* [Task item]: Find how many lines in the material below hold the word "risultato". Reply with that figure alone.
START Given entries
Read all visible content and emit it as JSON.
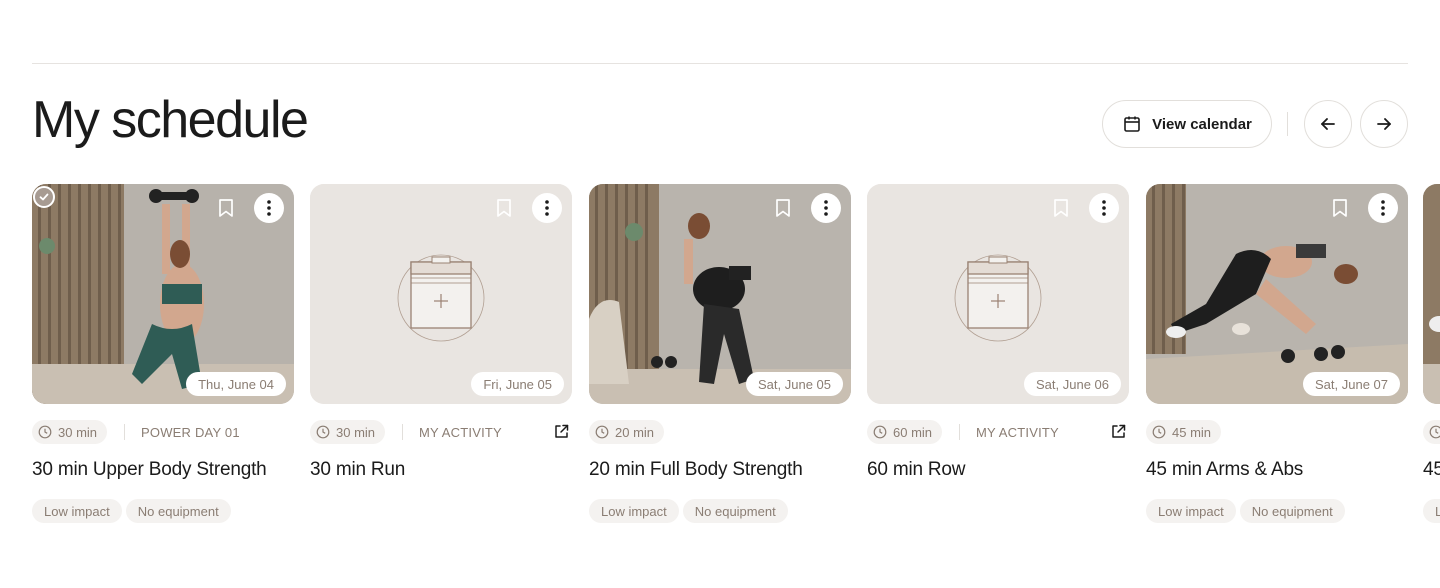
{
  "page": {
    "title": "My schedule"
  },
  "header": {
    "view_calendar": "View calendar"
  },
  "icons": {
    "calendar": "calendar-icon",
    "prev": "arrow-left-icon",
    "next": "arrow-right-icon",
    "bookmark": "bookmark-icon",
    "more": "more-vertical-icon",
    "clock": "clock-icon",
    "external": "external-link-icon",
    "check": "check-icon",
    "placeholder": "calendar-add-icon"
  },
  "colors": {
    "accent_muted": "#8a7d73",
    "card_bg": "#e9e5e1",
    "pill_bg": "#f4f2f0"
  },
  "cards": [
    {
      "date": "Thu, June 04",
      "duration": "30 min",
      "category": "POWER DAY 01",
      "title": "30 min Upper Body Strength",
      "tags": [
        "Low impact",
        "No equipment"
      ],
      "completed": true
    },
    {
      "date": "Fri, June 05",
      "duration": "30 min",
      "category": "MY ACTIVITY",
      "title": "30 min Run",
      "tags": []
    },
    {
      "date": "Sat, June 05",
      "duration": "20 min",
      "category": "",
      "title": "20 min Full Body Strength",
      "tags": [
        "Low impact",
        "No equipment"
      ]
    },
    {
      "date": "Sat, June 06",
      "duration": "60 min",
      "category": "MY ACTIVITY",
      "title": "60 min Row",
      "tags": []
    },
    {
      "date": "Sat, June 07",
      "duration": "45 min",
      "category": "",
      "title": "45 min Arms & Abs",
      "tags": [
        "Low impact",
        "No equipment"
      ]
    },
    {
      "date": "",
      "duration": "",
      "category": "",
      "title": "45",
      "tags": [
        "L"
      ]
    }
  ]
}
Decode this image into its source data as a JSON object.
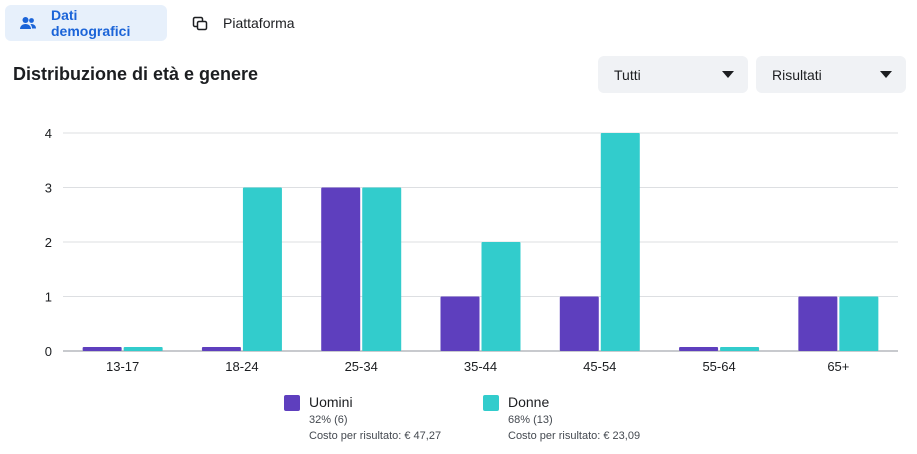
{
  "tabs": [
    {
      "label": "Dati demografici",
      "icon": "people-icon",
      "active": true
    },
    {
      "label": "Piattaforma",
      "icon": "devices-icon",
      "active": false
    }
  ],
  "section_title": "Distribuzione di età e genere",
  "filters": {
    "audience": {
      "selected": "Tutti"
    },
    "metric": {
      "selected": "Risultati"
    }
  },
  "colors": {
    "men": "#5e3fbe",
    "women": "#32cccc",
    "accent": "#1b64d8",
    "grid": "#dddfe2"
  },
  "chart_data": {
    "type": "bar",
    "categories": [
      "13-17",
      "18-24",
      "25-34",
      "35-44",
      "45-54",
      "55-64",
      "65+"
    ],
    "series": [
      {
        "name": "Uomini",
        "values": [
          0,
          0,
          3,
          1,
          1,
          0,
          1
        ],
        "color": "#5e3fbe"
      },
      {
        "name": "Donne",
        "values": [
          0,
          3,
          3,
          2,
          4,
          0,
          1
        ],
        "color": "#32cccc"
      }
    ],
    "yticks": [
      0,
      1,
      2,
      3,
      4
    ],
    "ylim": [
      0,
      4
    ],
    "grid": true,
    "legend_position": "bottom"
  },
  "legend": [
    {
      "name": "Uomini",
      "pct": "32% (6)",
      "cost": "Costo per risultato: € 47,27"
    },
    {
      "name": "Donne",
      "pct": "68% (13)",
      "cost": "Costo per risultato: € 23,09"
    }
  ]
}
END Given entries
* [Answer to the problem]: 2